First, I favor the FOMC being as clear as it can be that monetary policy will be contingent on the state of the economy. This is why I believe the FOMC’s addition to its forward guidance at its October meeting was an important step in the right direction. It was a clear statement that if incoming information indicates faster than anticipated progress toward the Committee’s employment and inflation objectives, then increases in the target range for the Fed’s policy rate are likely to occur sooner than the FOMC currently anticipates. And if progress is disappointing, then increases are likely to be later. I think this is an important message to convey to the public.

Second, I believe it would be helpful over time to provide more information in our statement and other communications about the conditions we systematically assess in calibrating the stance of policy to the economy’s actual progress and anticipated progress toward our dual-mandate goals, and to the speed with which that progress is being made. That is, the FOMC should explain how and why we came to our assessment that realized and expected progress toward our goals is pointing to a particular policy path.

Third, because there is a plethora of incoming economic data and information, which can send confusing signals, our communications, rather than merely providing an accounting of the changes in economic conditions, should help the public to better understand policymakers’ consensus assessment of what is signal versus noise in the data. What changes in the data and other economic information do we view as material enough to change our medium-run economic outlook or the risks around that outlook? Systematically providing the public with such information will allow people to anticipate how policy is likely to change in response to economic developments that affect the outlook.


In summary, I have laid out some possible improvements to the Federal Reserve’s policy communications. Such improvements cannot happen overnight – after all, we have been on a journey toward better communication for quite some time and I expect us to continue on that journey. Although there is a diversity of views on the Committee, I believe there is enough common ground to encourage us to seek progress along the lines I am suggesting. I believe our efforts will be rewarded because clear communications will lead to better economic outcomes and help make the trip back to normal a smoother ride.

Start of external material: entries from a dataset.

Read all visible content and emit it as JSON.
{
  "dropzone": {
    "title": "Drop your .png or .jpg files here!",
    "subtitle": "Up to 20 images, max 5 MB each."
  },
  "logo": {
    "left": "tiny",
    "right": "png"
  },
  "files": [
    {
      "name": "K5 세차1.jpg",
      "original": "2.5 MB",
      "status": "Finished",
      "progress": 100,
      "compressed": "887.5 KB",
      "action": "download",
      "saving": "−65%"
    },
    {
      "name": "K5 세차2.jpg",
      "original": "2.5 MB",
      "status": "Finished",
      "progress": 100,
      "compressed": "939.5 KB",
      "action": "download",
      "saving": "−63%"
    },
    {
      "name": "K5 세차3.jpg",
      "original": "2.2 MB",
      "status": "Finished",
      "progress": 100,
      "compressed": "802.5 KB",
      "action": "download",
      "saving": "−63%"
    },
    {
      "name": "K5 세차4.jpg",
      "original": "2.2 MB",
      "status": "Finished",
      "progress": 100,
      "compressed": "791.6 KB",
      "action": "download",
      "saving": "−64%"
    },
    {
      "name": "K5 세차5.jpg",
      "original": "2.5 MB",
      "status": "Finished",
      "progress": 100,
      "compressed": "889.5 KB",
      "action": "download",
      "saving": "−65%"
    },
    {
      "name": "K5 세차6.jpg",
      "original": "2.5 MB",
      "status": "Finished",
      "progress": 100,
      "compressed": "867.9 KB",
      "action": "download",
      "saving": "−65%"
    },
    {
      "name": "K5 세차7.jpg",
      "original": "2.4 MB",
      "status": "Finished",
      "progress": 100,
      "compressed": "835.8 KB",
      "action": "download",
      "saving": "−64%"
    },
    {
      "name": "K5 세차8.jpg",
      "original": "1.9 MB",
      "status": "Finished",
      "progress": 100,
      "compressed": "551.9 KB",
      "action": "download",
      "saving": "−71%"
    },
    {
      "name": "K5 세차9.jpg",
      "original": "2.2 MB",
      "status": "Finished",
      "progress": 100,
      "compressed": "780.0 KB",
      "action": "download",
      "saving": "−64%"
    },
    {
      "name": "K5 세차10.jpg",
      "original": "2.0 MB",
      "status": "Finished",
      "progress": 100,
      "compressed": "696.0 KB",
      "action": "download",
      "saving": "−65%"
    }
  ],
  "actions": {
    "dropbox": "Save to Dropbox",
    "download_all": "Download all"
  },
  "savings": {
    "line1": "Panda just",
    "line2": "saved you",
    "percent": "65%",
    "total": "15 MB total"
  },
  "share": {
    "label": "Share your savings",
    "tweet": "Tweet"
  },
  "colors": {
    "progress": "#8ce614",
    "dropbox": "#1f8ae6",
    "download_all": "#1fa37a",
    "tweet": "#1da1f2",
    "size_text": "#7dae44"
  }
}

  1. Some Reserve Banks also have Branches. For example, the Cleveland Fed has a Branch in Pittsburgh, Pennsylvania, and a Branch in Cincinnati, Ohio. Each Branch of a Reserve Bank has a board of directors of five or seven members. Return to 1
  2. These were the original headlines in the November 7, 2003 print editions. Return to 2
  3. The literature has suggested different mechanisms for increasing the credibility of this commitment, including temporarily increasing the inflation target, targeting nominal GDP instead of inflation, and targeting the price level instead of inflation. For an excellent discussion of forward guidance, as well as other policies at the zero lower bound, see Michael Woodford, “Methods of Policy Accommodation at the Interest-Rate Lower Bound,” Federal Reserve Bank of Kansas City Economic Symposium, Jackson Hole, WY, 2012. Return to 3
  4. For a discussion, see John B. Taylor, “Monetary Policy During the Past 30 Years with Lessons for the Next 30 Years,” luncheon address at the Cato Institute’s 30th Annual Monetary Conference on Money, Markets and Government: The Next 30 Years, Washington, D.C., November 15, 2012. Return to 4
  5. See the minutes from the July, September, and October 2012 FOMC meetings. Return to 5
Suggested Citation

Mester, Loretta J. 2014. “Forward Guidance and Communications in U.S. Monetary Policy.” Speech, Imperial Business Insights Series, Imperial College, London, U.K..